In 2014, Gov. Pat’s fellow Charlottean — Speaker Thom — is seeking to replace Kay Hagan in the US Senate.  Gov. Pat has decided to, um, “aid” that effort by publicly attacking the Republican majority in the General Assembly.

While serious work is going on about the state budget, Gov. Pat is off watching minor league baseball, chatting up NPR,  and hanging out with Joe Biden and other politicos in Tennessee.  He’s apparently enjoying the national media attention he’s receiving in Nashville.  Fox News asked Gov. Pat if he’s planning to run for president in 2016.  (At this rate, Pat’s going to have a rough time getting renominated — much less re-elected — as governor in 2016.)

The Washington Post has fawned over Gov. Pat.  Our guv — bashfully blushing over the attention from the drivebys — decided to babble to The Post about how he’s reconsidering ObamaCare: bergerveto

North Carolina Gov. Pat McCrory (R) said Monday he would leave the door open to expanding Medicaid under the Affordable Care Act if federal officials allow his state to craft a plan that fits its own individual needs.

In an interview on WFAE, Charlotte’s NPR affiliate, McCrory defended North Carolina’s refusal to expand existing Medicaid programs until fixes are made.

“We decided not to [expand the program] because first of all the existing Medicaid system in North Carolina is broken,” McCrory said. “I felt, before you expand something, why don’t you fix the services to those people in which Medicaid was originally designed.”

Asked directly whether North Carolina would ever expand Medicaid, McCrory said nothing is off the table: “I’m leaving that door open.

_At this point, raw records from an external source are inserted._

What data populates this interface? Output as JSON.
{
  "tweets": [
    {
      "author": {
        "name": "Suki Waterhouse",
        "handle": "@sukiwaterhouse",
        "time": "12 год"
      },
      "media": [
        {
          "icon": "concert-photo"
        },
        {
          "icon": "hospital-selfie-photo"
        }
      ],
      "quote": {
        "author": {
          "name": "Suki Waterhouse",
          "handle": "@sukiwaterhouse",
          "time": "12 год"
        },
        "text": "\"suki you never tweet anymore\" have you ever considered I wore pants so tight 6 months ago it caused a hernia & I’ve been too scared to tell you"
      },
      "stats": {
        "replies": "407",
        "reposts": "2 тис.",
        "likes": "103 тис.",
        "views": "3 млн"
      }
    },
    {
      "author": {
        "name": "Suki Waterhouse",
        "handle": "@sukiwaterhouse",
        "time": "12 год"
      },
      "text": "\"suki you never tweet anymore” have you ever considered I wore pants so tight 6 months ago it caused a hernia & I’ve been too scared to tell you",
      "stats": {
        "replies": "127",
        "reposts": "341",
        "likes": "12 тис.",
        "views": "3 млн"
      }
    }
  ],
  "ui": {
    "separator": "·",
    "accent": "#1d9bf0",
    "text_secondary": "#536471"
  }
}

Once we fix the current system, I have not closed that door as governor.”

McCrory was one of a handful of governors, along with New Jersey’s Chris Christie (R), Connecticut’s Dannel Malloy (D) and Nebraska’s Dave Heineman (R), who met over the weekend with Health and Human Services Secretary Sylvia Mathews Burwell on the sidelines of the National Governors Association meeting in Nashville. McCrory said he was exploring whether HHS would sign off on waivers that would allow North Carolina to craft its own plan.

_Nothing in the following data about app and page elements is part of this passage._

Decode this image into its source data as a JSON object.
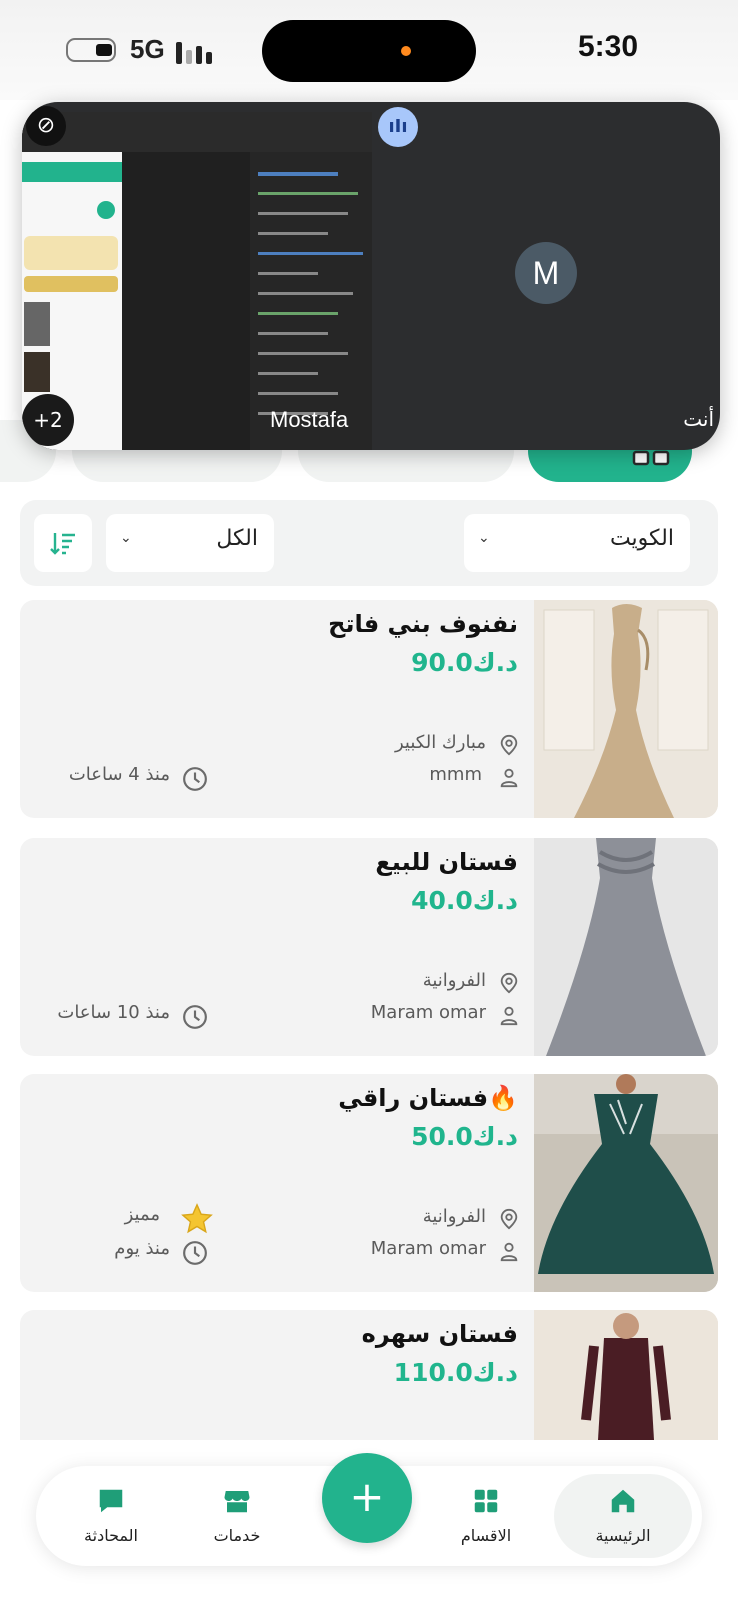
{
  "status_bar": {
    "time": "5:30",
    "network": "5G"
  },
  "call": {
    "participant_initial": "M",
    "participant_name": "Mostafa",
    "self_label": "أنت",
    "extra_participants": "+2"
  },
  "filters": {
    "region": "الكويت",
    "category": "الكل"
  },
  "listings": [
    {
      "title": "نفنوف بني فاتح",
      "price": "90.0د.ك",
      "location": "مبارك الكبير",
      "user": "mmm",
      "time": "منذ 4 ساعات",
      "featured": ""
    },
    {
      "title": "فستان للبيع",
      "price": "40.0د.ك",
      "location": "الفروانية",
      "user": "Maram omar",
      "time": "منذ 10 ساعات",
      "featured": ""
    },
    {
      "title": "فستان راقي🔥",
      "price": "50.0د.ك",
      "location": "الفروانية",
      "user": "Maram omar",
      "time": "منذ يوم",
      "featured": "مميز"
    },
    {
      "title": "فستان سهره",
      "price": "110.0د.ك",
      "location": "",
      "user": "",
      "time": "",
      "featured": ""
    }
  ],
  "nav": {
    "home": "الرئيسية",
    "sections": "الاقسام",
    "add": "+",
    "services": "خدمات",
    "chat": "المحادثة"
  },
  "colors": {
    "accent": "#22b38d",
    "price": "#20b58d"
  }
}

“What we’re trying to figure out is how we can get more waivers to adapt to what North Carolina needs. For example, if I expand Medicaid, can we do it in a strategic way instead of across the board?” McCrory said.

If North Carolina and HHS were to agree upon waivers, McCrory would be following a well-trod path of Republican governors who accept federal money to cover more low-income Americans under Medicaid, even if they don’t call it Medicaid expansion. Ohio Gov. John Kasich (R), Iowa Gov. Terry Branstad (R) and Christie accepted federal funding to expand Medicaid. So did Indiana Gov. Mike Pence (R), though his administration cast it as a solution individually tailored to Hoosier needs.

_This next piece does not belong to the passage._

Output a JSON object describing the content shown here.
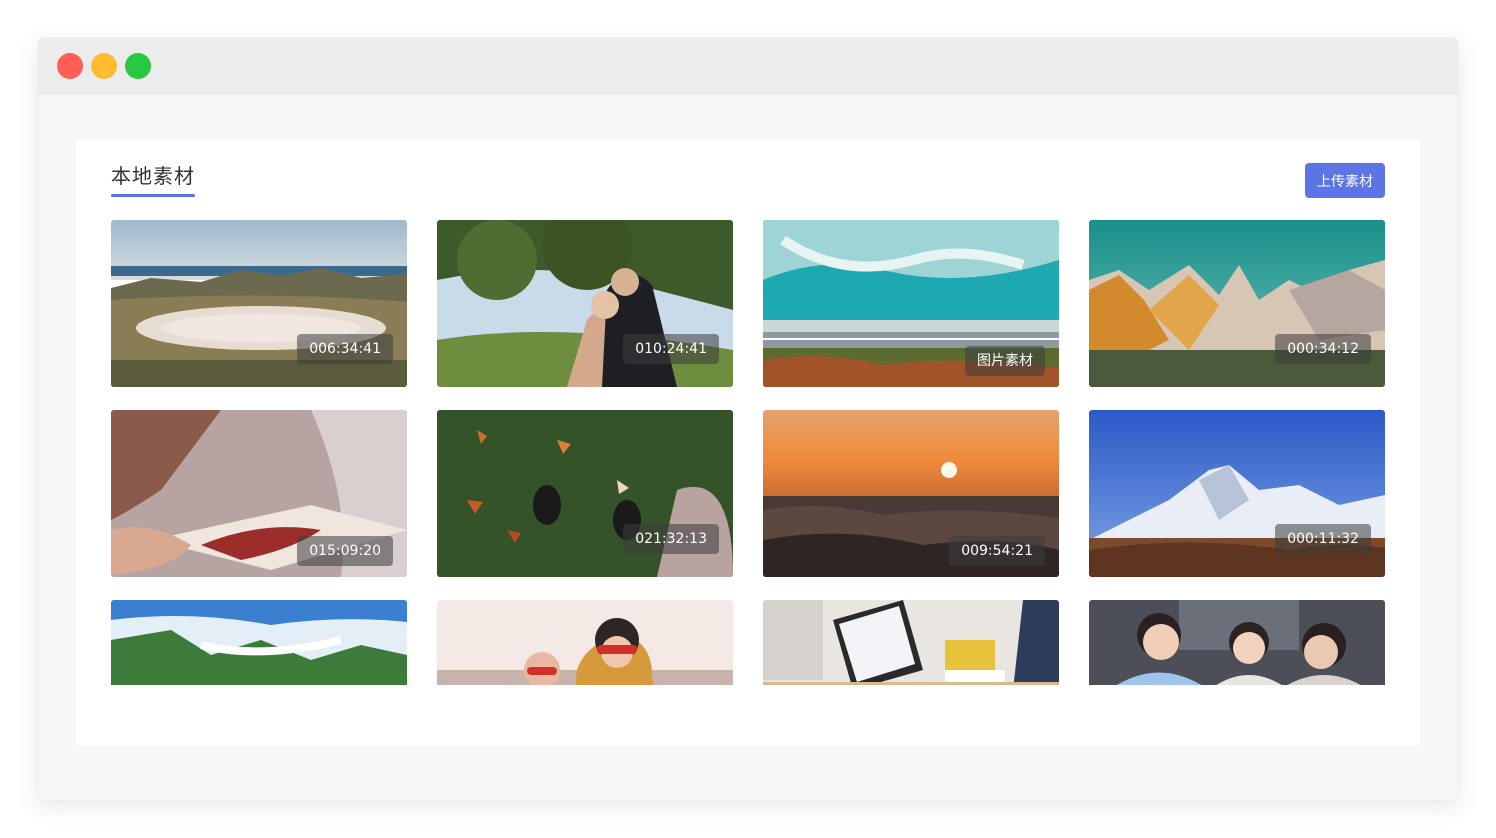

But passing Medicaid expansion, or anything like it, would be politically difficult, given the heavily conservative bent of the Republican-dominated state legislature. The legislature passed a measure in 2013 to prevent the state from accepting Medicaid expansion, and both House Speaker Thom Tillis (R) and state Senate President Phil Berger (R) are against expansion.

We’re told that Speaker Thom is Gov. Pat’s ONLY friend in the General Assembly.  But he’s GONE at the end of the year — regardless of how the November vote goes.  That leaves Phil Berger as the lone BIG DOG on the block.  That’s right.  The guy McCrory has been mercilessly attacking every time a microphone gets shoved in front of his face.